━━ PROVIDED ENTRIES ━━

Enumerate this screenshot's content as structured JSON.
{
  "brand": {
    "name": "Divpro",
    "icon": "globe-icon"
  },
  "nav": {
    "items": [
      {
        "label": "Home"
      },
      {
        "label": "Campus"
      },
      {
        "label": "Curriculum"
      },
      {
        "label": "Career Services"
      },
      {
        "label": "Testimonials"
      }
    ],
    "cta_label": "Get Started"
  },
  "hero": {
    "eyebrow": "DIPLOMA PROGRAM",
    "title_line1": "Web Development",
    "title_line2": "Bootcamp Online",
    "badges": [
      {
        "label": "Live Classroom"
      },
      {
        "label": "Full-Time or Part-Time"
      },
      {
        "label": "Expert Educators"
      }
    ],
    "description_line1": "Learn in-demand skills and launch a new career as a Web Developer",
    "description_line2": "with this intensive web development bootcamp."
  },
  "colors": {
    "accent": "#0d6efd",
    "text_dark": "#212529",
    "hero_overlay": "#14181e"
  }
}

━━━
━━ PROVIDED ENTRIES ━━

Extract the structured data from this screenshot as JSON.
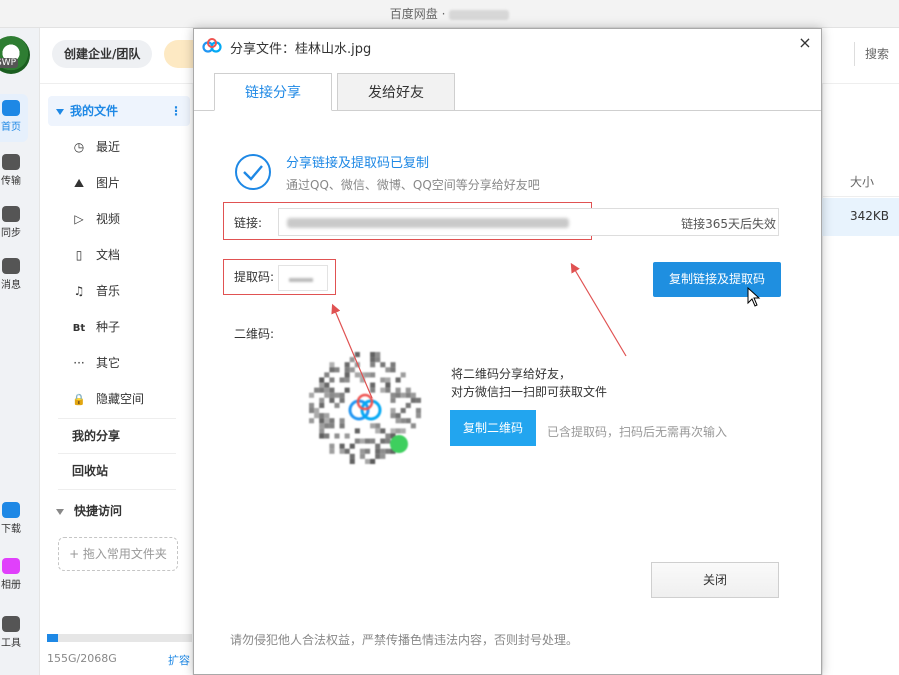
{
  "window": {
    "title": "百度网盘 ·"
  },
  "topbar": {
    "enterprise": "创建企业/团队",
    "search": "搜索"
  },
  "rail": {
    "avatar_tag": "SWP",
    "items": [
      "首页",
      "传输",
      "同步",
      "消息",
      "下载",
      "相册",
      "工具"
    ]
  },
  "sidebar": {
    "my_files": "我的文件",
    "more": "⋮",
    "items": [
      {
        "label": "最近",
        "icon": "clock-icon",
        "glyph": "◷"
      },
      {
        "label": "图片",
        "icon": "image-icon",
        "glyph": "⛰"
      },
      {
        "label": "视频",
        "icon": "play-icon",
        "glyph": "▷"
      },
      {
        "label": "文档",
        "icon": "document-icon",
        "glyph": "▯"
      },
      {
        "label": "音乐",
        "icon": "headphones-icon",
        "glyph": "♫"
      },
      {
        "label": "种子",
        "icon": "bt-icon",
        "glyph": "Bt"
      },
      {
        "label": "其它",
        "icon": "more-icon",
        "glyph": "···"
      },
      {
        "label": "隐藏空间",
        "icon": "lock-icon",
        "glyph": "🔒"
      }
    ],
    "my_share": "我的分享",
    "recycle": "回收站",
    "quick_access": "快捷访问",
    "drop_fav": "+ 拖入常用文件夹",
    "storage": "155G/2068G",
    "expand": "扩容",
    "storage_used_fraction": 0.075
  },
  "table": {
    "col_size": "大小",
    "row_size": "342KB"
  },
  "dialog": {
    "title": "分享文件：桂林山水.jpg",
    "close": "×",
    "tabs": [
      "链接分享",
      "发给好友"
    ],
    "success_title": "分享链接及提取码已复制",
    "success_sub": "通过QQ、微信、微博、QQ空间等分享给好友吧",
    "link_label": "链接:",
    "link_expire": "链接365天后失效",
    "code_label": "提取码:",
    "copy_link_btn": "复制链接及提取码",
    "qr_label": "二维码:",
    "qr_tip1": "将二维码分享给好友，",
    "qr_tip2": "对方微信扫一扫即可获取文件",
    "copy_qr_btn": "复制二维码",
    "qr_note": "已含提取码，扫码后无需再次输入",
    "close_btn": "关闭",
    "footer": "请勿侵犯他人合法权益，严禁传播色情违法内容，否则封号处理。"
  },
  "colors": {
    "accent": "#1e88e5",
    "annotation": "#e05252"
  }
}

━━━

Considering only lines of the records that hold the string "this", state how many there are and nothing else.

▸ **EXERCISE ANSWER**
3